Problem to solve
Which lines of the listing hold the string "Store"? Copy those lines.

* * *

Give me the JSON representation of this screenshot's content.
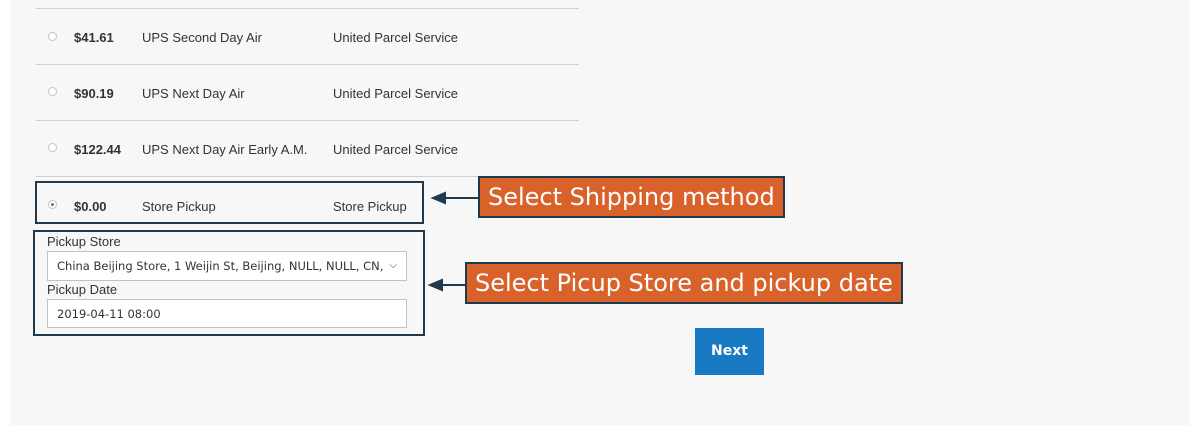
{
  "shipping_methods": [
    {
      "price": "$41.61",
      "method": "UPS Second Day Air",
      "carrier": "United Parcel Service",
      "selected": false
    },
    {
      "price": "$90.19",
      "method": "UPS Next Day Air",
      "carrier": "United Parcel Service",
      "selected": false
    },
    {
      "price": "$122.44",
      "method": "UPS Next Day Air Early A.M.",
      "carrier": "United Parcel Service",
      "selected": false
    },
    {
      "price": "$0.00",
      "method": "Store Pickup",
      "carrier": "Store Pickup",
      "selected": true
    }
  ],
  "pickup": {
    "store_label": "Pickup Store",
    "store_value": "China Beijing Store, 1 Weijin St, Beijing, NULL, NULL, CN,",
    "date_label": "Pickup Date",
    "date_value": "2019-04-11 08:00"
  },
  "annotations": {
    "shipping": "Select Shipping method",
    "store": "Select Picup Store and pickup date"
  },
  "buttons": {
    "next": "Next"
  },
  "colors": {
    "accent": "#1979c3",
    "callout": "#d9622b",
    "outline": "#1e3a4c"
  }
}
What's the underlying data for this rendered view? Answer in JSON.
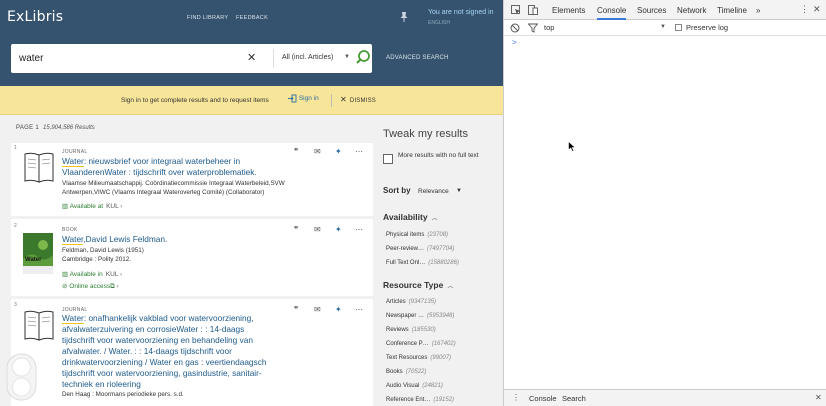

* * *

Exercise solution
      "method": "Store Pickup",
      "carrier": "Store Pickup",
    "store_label": "Pickup Store",
    "store_value": "China Beijing Store, 1 Weijin St, Beijing, NULL, NULL, CN,",
    "store": "Select Picup Store and pickup date"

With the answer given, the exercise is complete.